— After visual inspection, then update the records

select
ResourceNTAccount
, REPLACE (LTRIM(r.ResourceNTAccount), ‘OLDdomain’, ‘NEWdomain’) as WReS2
, R.UserClaimsAccount
, REPLACE (LTRIM(R.UserClaimsAccount), ;OLDdomain’, ‘NEWdomain’) as W2
FROM dbo.MSP_EpmResource R



UPDATE MSP_EpmResource
SET ResourceNTAccount = REPLACE (LTRIM(ResourceNTAccount), ‘OLDdomain’, ‘NEWdomain’)
, UserClaimsAccount = REPLACE (LTRIM(UserClaimsAccount), ‘OLDdomain’, ‘NEWdomain’)
WHERE not ResourceNTAccount is null
–AND WRES_CLAIMS_ACCOUNT <> ‘i:0#.w|OLDdomain\username1’
–AND WRES_CLAIMS_ACCOUNT <> ‘i:0#.w|OLDdomain\username2’



SELECT
ResourceNTAccount
, UserClaimsAccount
FROM dbo.MSP_EpmResource R

——————————————-

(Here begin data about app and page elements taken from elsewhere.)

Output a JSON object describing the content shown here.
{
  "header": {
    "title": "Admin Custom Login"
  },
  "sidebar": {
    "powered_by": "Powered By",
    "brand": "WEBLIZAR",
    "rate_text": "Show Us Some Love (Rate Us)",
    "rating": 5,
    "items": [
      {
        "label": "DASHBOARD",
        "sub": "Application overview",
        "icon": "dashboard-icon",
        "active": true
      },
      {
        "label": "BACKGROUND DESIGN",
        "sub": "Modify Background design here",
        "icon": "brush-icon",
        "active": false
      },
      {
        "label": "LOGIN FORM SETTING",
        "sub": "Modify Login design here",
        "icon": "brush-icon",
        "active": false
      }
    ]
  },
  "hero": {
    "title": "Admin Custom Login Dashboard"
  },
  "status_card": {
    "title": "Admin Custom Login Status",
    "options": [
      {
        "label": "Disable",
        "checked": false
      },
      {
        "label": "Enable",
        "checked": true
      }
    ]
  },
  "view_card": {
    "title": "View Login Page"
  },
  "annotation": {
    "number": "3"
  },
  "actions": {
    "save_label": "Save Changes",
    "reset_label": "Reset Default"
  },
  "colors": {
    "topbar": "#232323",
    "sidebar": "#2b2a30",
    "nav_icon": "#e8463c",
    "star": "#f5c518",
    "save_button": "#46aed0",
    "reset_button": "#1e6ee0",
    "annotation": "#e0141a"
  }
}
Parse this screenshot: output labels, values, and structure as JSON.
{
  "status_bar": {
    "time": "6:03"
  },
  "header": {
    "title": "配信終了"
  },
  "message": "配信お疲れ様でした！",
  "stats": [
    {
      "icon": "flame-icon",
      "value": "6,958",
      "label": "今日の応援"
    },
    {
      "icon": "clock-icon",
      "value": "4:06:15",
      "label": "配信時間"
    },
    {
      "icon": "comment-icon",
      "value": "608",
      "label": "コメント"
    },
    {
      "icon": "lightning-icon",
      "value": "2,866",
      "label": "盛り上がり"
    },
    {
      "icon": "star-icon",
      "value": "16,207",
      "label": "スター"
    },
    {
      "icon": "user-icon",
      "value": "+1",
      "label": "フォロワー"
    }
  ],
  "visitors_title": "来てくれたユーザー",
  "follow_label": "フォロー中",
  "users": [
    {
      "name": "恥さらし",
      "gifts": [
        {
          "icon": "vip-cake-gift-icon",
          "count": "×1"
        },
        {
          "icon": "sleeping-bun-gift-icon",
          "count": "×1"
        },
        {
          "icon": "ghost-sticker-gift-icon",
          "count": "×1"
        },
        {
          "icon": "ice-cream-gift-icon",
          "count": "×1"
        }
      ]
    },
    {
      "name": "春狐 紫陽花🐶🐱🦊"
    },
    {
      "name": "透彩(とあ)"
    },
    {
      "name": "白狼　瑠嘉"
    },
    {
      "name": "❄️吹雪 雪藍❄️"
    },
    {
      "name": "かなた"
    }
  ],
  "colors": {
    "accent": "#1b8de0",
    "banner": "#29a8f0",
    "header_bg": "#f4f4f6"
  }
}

— With Project 2010 the reporting database may need updates as well

SELECT [ResourceUID]
,[ResourceName]

,[ResourceType]
,[ResourceNTAccount]
,[ResourceIsActive]
FROM [ProjectServer_Reporting].[dbo].[MSP_EpmResource]
where ResourceNTAccount IS NOT NULL



SELECT
ResourceNTAccount
, REPLACE (LTRIM(r.ResourceNTAccount), ‘OLDdomain’, ‘NEWdomain’) as WReS2
FROM [ProjectServer_Reporting].[dbo].[MSP_EpmResource] R

UPDATE [ProjectServer_Reporting].[dbo].[MSP_EpmResource]
SET ResourceNTAccount = REPLACE (LTRIM(ResourceNTAccount), ‘OLDdomain’, ‘NEWdomain’)
WHERE not ResourceNTAccount is null